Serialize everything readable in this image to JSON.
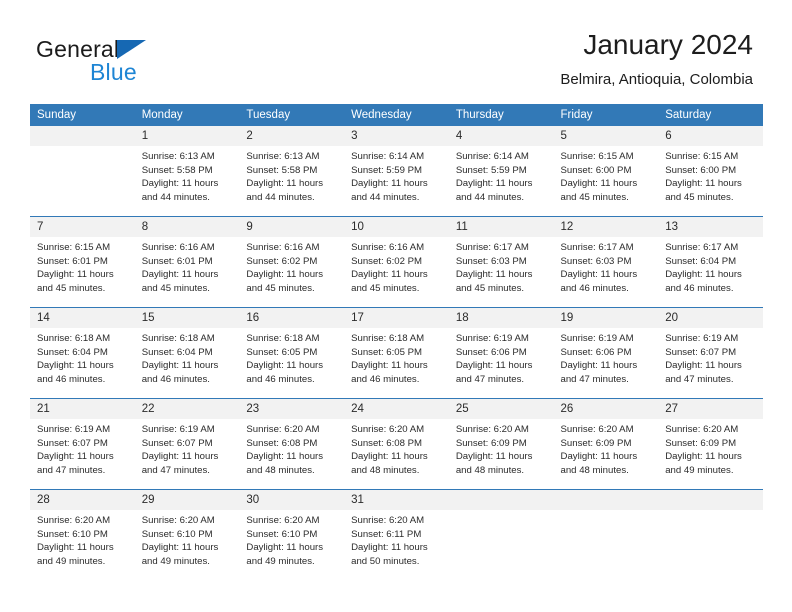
{
  "brand": {
    "name_top": "General",
    "name_bottom": "Blue",
    "triangle_color": "#1668b3",
    "blue_color": "#1e85d4"
  },
  "header": {
    "title": "January 2024",
    "subtitle": "Belmira, Antioquia, Colombia"
  },
  "theme": {
    "header_bg": "#3279b7",
    "daynum_bg": "#f2f2f2",
    "text": "#2b2b2b",
    "rule": "#3279b7"
  },
  "weekday_headers": [
    "Sunday",
    "Monday",
    "Tuesday",
    "Wednesday",
    "Thursday",
    "Friday",
    "Saturday"
  ],
  "labels": {
    "sunrise_prefix": "Sunrise:",
    "sunset_prefix": "Sunset:",
    "daylight_prefix": "Daylight:"
  },
  "weeks": [
    [
      {
        "day": "",
        "lines": []
      },
      {
        "day": "1",
        "lines": [
          "Sunrise: 6:13 AM",
          "Sunset: 5:58 PM",
          "Daylight: 11 hours",
          "and 44 minutes."
        ]
      },
      {
        "day": "2",
        "lines": [
          "Sunrise: 6:13 AM",
          "Sunset: 5:58 PM",
          "Daylight: 11 hours",
          "and 44 minutes."
        ]
      },
      {
        "day": "3",
        "lines": [
          "Sunrise: 6:14 AM",
          "Sunset: 5:59 PM",
          "Daylight: 11 hours",
          "and 44 minutes."
        ]
      },
      {
        "day": "4",
        "lines": [
          "Sunrise: 6:14 AM",
          "Sunset: 5:59 PM",
          "Daylight: 11 hours",
          "and 44 minutes."
        ]
      },
      {
        "day": "5",
        "lines": [
          "Sunrise: 6:15 AM",
          "Sunset: 6:00 PM",
          "Daylight: 11 hours",
          "and 45 minutes."
        ]
      },
      {
        "day": "6",
        "lines": [
          "Sunrise: 6:15 AM",
          "Sunset: 6:00 PM",
          "Daylight: 11 hours",
          "and 45 minutes."
        ]
      }
    ],
    [
      {
        "day": "7",
        "lines": [
          "Sunrise: 6:15 AM",
          "Sunset: 6:01 PM",
          "Daylight: 11 hours",
          "and 45 minutes."
        ]
      },
      {
        "day": "8",
        "lines": [
          "Sunrise: 6:16 AM",
          "Sunset: 6:01 PM",
          "Daylight: 11 hours",
          "and 45 minutes."
        ]
      },
      {
        "day": "9",
        "lines": [
          "Sunrise: 6:16 AM",
          "Sunset: 6:02 PM",
          "Daylight: 11 hours",
          "and 45 minutes."
        ]
      },
      {
        "day": "10",
        "lines": [
          "Sunrise: 6:16 AM",
          "Sunset: 6:02 PM",
          "Daylight: 11 hours",
          "and 45 minutes."
        ]
      },
      {
        "day": "11",
        "lines": [
          "Sunrise: 6:17 AM",
          "Sunset: 6:03 PM",
          "Daylight: 11 hours",
          "and 45 minutes."
        ]
      },
      {
        "day": "12",
        "lines": [
          "Sunrise: 6:17 AM",
          "Sunset: 6:03 PM",
          "Daylight: 11 hours",
          "and 46 minutes."
        ]
      },
      {
        "day": "13",
        "lines": [
          "Sunrise: 6:17 AM",
          "Sunset: 6:04 PM",
          "Daylight: 11 hours",
          "and 46 minutes."
        ]
      }
    ],
    [
      {
        "day": "14",
        "lines": [
          "Sunrise: 6:18 AM",
          "Sunset: 6:04 PM",
          "Daylight: 11 hours",
          "and 46 minutes."
        ]
      },
      {
        "day": "15",
        "lines": [
          "Sunrise: 6:18 AM",
          "Sunset: 6:04 PM",
          "Daylight: 11 hours",
          "and 46 minutes."
        ]
      },
      {
        "day": "16",
        "lines": [
          "Sunrise: 6:18 AM",
          "Sunset: 6:05 PM",
          "Daylight: 11 hours",
          "and 46 minutes."
        ]
      },
      {
        "day": "17",
        "lines": [
          "Sunrise: 6:18 AM",
          "Sunset: 6:05 PM",
          "Daylight: 11 hours",
          "and 46 minutes."
        ]
      },
      {
        "day": "18",
        "lines": [
          "Sunrise: 6:19 AM",
          "Sunset: 6:06 PM",
          "Daylight: 11 hours",
          "and 47 minutes."
        ]
      },
      {
        "day": "19",
        "lines": [
          "Sunrise: 6:19 AM",
          "Sunset: 6:06 PM",
          "Daylight: 11 hours",
          "and 47 minutes."
        ]
      },
      {
        "day": "20",
        "lines": [
          "Sunrise: 6:19 AM",
          "Sunset: 6:07 PM",
          "Daylight: 11 hours",
          "and 47 minutes."
        ]
      }
    ],
    [
      {
        "day": "21",
        "lines": [
          "Sunrise: 6:19 AM",
          "Sunset: 6:07 PM",
          "Daylight: 11 hours",
          "and 47 minutes."
        ]
      },
      {
        "day": "22",
        "lines": [
          "Sunrise: 6:19 AM",
          "Sunset: 6:07 PM",
          "Daylight: 11 hours",
          "and 47 minutes."
        ]
      },
      {
        "day": "23",
        "lines": [
          "Sunrise: 6:20 AM",
          "Sunset: 6:08 PM",
          "Daylight: 11 hours",
          "and 48 minutes."
        ]
      },
      {
        "day": "24",
        "lines": [
          "Sunrise: 6:20 AM",
          "Sunset: 6:08 PM",
          "Daylight: 11 hours",
          "and 48 minutes."
        ]
      },
      {
        "day": "25",
        "lines": [
          "Sunrise: 6:20 AM",
          "Sunset: 6:09 PM",
          "Daylight: 11 hours",
          "and 48 minutes."
        ]
      },
      {
        "day": "26",
        "lines": [
          "Sunrise: 6:20 AM",
          "Sunset: 6:09 PM",
          "Daylight: 11 hours",
          "and 48 minutes."
        ]
      },
      {
        "day": "27",
        "lines": [
          "Sunrise: 6:20 AM",
          "Sunset: 6:09 PM",
          "Daylight: 11 hours",
          "and 49 minutes."
        ]
      }
    ],
    [
      {
        "day": "28",
        "lines": [
          "Sunrise: 6:20 AM",
          "Sunset: 6:10 PM",
          "Daylight: 11 hours",
          "and 49 minutes."
        ]
      },
      {
        "day": "29",
        "lines": [
          "Sunrise: 6:20 AM",
          "Sunset: 6:10 PM",
          "Daylight: 11 hours",
          "and 49 minutes."
        ]
      },
      {
        "day": "30",
        "lines": [
          "Sunrise: 6:20 AM",
          "Sunset: 6:10 PM",
          "Daylight: 11 hours",
          "and 49 minutes."
        ]
      },
      {
        "day": "31",
        "lines": [
          "Sunrise: 6:20 AM",
          "Sunset: 6:11 PM",
          "Daylight: 11 hours",
          "and 50 minutes."
        ]
      },
      {
        "day": "",
        "lines": []
      },
      {
        "day": "",
        "lines": []
      },
      {
        "day": "",
        "lines": []
      }
    ]
  ]
}
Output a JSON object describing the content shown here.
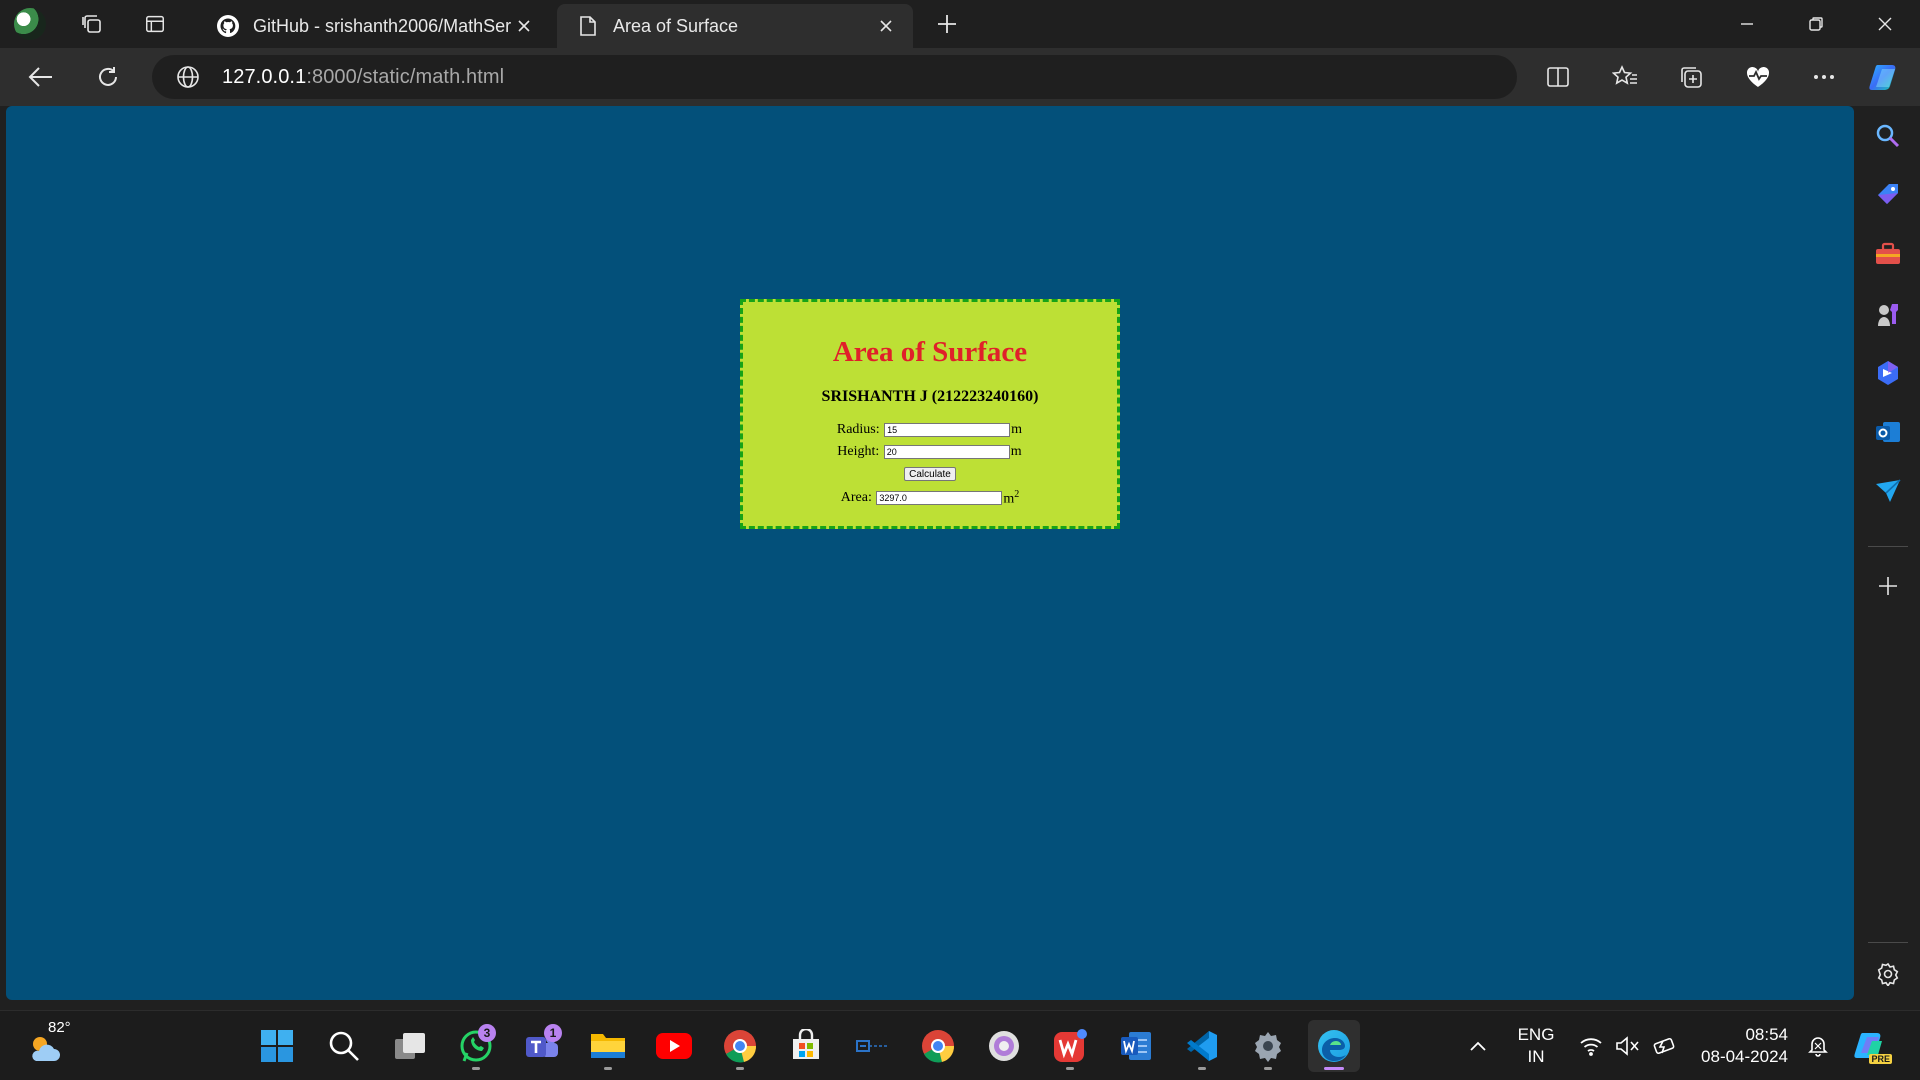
{
  "browser": {
    "tabs": [
      {
        "title": "GitHub - srishanth2006/MathSer",
        "icon": "github-icon",
        "active": false
      },
      {
        "title": "Area of Surface",
        "icon": "page-icon",
        "active": true
      }
    ],
    "url_host": "127.0.0.1",
    "url_path": ":8000/static/math.html"
  },
  "page": {
    "heading": "Area of Surface",
    "author": "SRISHANTH J (212223240160)",
    "radius_label": "Radius:",
    "radius_value": "15",
    "radius_unit": "m",
    "height_label": "Height:",
    "height_value": "20",
    "height_unit": "m",
    "calculate_label": "Calculate",
    "area_label": "Area:",
    "area_value": "3297.0",
    "area_unit": "m",
    "area_unit_exp": "2",
    "colors": {
      "background": "#03507a",
      "card": "#bde035",
      "border": "#17a317",
      "heading": "#e0202a"
    }
  },
  "taskbar": {
    "weather_temp": "82°",
    "whatsapp_badge": "3",
    "teams_badge": "1",
    "lang_primary": "ENG",
    "lang_secondary": "IN",
    "time": "08:54",
    "date": "08-04-2024",
    "copilot_label": "PRE"
  }
}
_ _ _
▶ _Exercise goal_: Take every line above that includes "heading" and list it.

▶ _Output for this task_:
    "heading": "Area of Surface",
      "heading": "#e0202a"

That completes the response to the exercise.